*Work required*.
The entries below should be written out again exactly as they stand.

*Input*.
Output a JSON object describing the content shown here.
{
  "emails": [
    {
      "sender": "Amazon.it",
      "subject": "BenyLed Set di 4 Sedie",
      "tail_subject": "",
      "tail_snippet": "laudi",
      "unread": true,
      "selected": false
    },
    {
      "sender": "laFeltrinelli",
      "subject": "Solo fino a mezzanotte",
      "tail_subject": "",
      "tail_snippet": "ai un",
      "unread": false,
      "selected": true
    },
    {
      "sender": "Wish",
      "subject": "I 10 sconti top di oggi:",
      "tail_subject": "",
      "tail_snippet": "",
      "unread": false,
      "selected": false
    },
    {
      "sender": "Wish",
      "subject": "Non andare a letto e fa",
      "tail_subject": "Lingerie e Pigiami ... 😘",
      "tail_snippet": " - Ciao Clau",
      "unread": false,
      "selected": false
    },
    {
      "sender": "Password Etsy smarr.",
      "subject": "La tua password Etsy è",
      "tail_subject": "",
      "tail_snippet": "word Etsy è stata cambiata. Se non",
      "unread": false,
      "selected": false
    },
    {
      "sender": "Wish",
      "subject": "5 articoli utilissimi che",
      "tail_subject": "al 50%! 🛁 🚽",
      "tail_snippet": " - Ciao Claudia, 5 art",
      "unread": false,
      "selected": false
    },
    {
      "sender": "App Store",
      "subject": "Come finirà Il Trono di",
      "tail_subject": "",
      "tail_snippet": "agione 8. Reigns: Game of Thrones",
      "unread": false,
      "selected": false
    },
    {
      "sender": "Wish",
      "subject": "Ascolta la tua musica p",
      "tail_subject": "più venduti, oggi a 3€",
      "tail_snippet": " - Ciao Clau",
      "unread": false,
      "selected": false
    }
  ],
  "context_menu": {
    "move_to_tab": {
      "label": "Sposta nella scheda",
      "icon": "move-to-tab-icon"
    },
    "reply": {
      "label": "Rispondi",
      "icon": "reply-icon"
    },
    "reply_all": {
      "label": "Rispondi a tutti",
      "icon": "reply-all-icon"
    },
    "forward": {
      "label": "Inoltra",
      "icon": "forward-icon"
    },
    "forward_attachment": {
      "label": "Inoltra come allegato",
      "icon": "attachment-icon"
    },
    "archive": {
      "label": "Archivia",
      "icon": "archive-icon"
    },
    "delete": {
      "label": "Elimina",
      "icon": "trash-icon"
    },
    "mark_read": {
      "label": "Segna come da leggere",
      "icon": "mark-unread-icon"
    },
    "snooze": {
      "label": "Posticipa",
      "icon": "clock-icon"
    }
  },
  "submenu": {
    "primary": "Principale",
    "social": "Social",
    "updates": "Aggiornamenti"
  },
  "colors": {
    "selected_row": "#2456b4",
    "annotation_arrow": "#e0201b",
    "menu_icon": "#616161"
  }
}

*Response box*.
Output a JSON object describing the content shown here.
{
  "emails": [
    {
      "sender": "Amazon.it",
      "subject": "BenyLed Set di 4 Sedie",
      "tail_subject": "",
      "tail_snippet": "laudi",
      "unread": true,
      "selected": false
    },
    {
      "sender": "laFeltrinelli",
      "subject": "Solo fino a mezzanotte",
      "tail_subject": "",
      "tail_snippet": "ai un",
      "unread": false,
      "selected": true
    },
    {
      "sender": "Wish",
      "subject": "I 10 sconti top di oggi:",
      "tail_subject": "",
      "tail_snippet": "",
      "unread": false,
      "selected": false
    },
    {
      "sender": "Wish",
      "subject": "Non andare a letto e fa",
      "tail_subject": "Lingerie e Pigiami ... 😘",
      "tail_snippet": " - Ciao Clau",
      "unread": false,
      "selected": false
    },
    {
      "sender": "Password Etsy smarr.",
      "subject": "La tua password Etsy è",
      "tail_subject": "",
      "tail_snippet": "word Etsy è stata cambiata. Se non",
      "unread": false,
      "selected": false
    },
    {
      "sender": "Wish",
      "subject": "5 articoli utilissimi che",
      "tail_subject": "al 50%! 🛁 🚽",
      "tail_snippet": " - Ciao Claudia, 5 art",
      "unread": false,
      "selected": false
    },
    {
      "sender": "App Store",
      "subject": "Come finirà Il Trono di",
      "tail_subject": "",
      "tail_snippet": "agione 8. Reigns: Game of Thrones",
      "unread": false,
      "selected": false
    },
    {
      "sender": "Wish",
      "subject": "Ascolta la tua musica p",
      "tail_subject": "più venduti, oggi a 3€",
      "tail_snippet": " - Ciao Clau",
      "unread": false,
      "selected": false
    }
  ],
  "context_menu": {
    "move_to_tab": {
      "label": "Sposta nella scheda",
      "icon": "move-to-tab-icon"
    },
    "reply": {
      "label": "Rispondi",
      "icon": "reply-icon"
    },
    "reply_all": {
      "label": "Rispondi a tutti",
      "icon": "reply-all-icon"
    },
    "forward": {
      "label": "Inoltra",
      "icon": "forward-icon"
    },
    "forward_attachment": {
      "label": "Inoltra come allegato",
      "icon": "attachment-icon"
    },
    "archive": {
      "label": "Archivia",
      "icon": "archive-icon"
    },
    "delete": {
      "label": "Elimina",
      "icon": "trash-icon"
    },
    "mark_read": {
      "label": "Segna come da leggere",
      "icon": "mark-unread-icon"
    },
    "snooze": {
      "label": "Posticipa",
      "icon": "clock-icon"
    }
  },
  "submenu": {
    "primary": "Principale",
    "social": "Social",
    "updates": "Aggiornamenti"
  },
  "colors": {
    "selected_row": "#2456b4",
    "annotation_arrow": "#e0201b",
    "menu_icon": "#616161"
  }
}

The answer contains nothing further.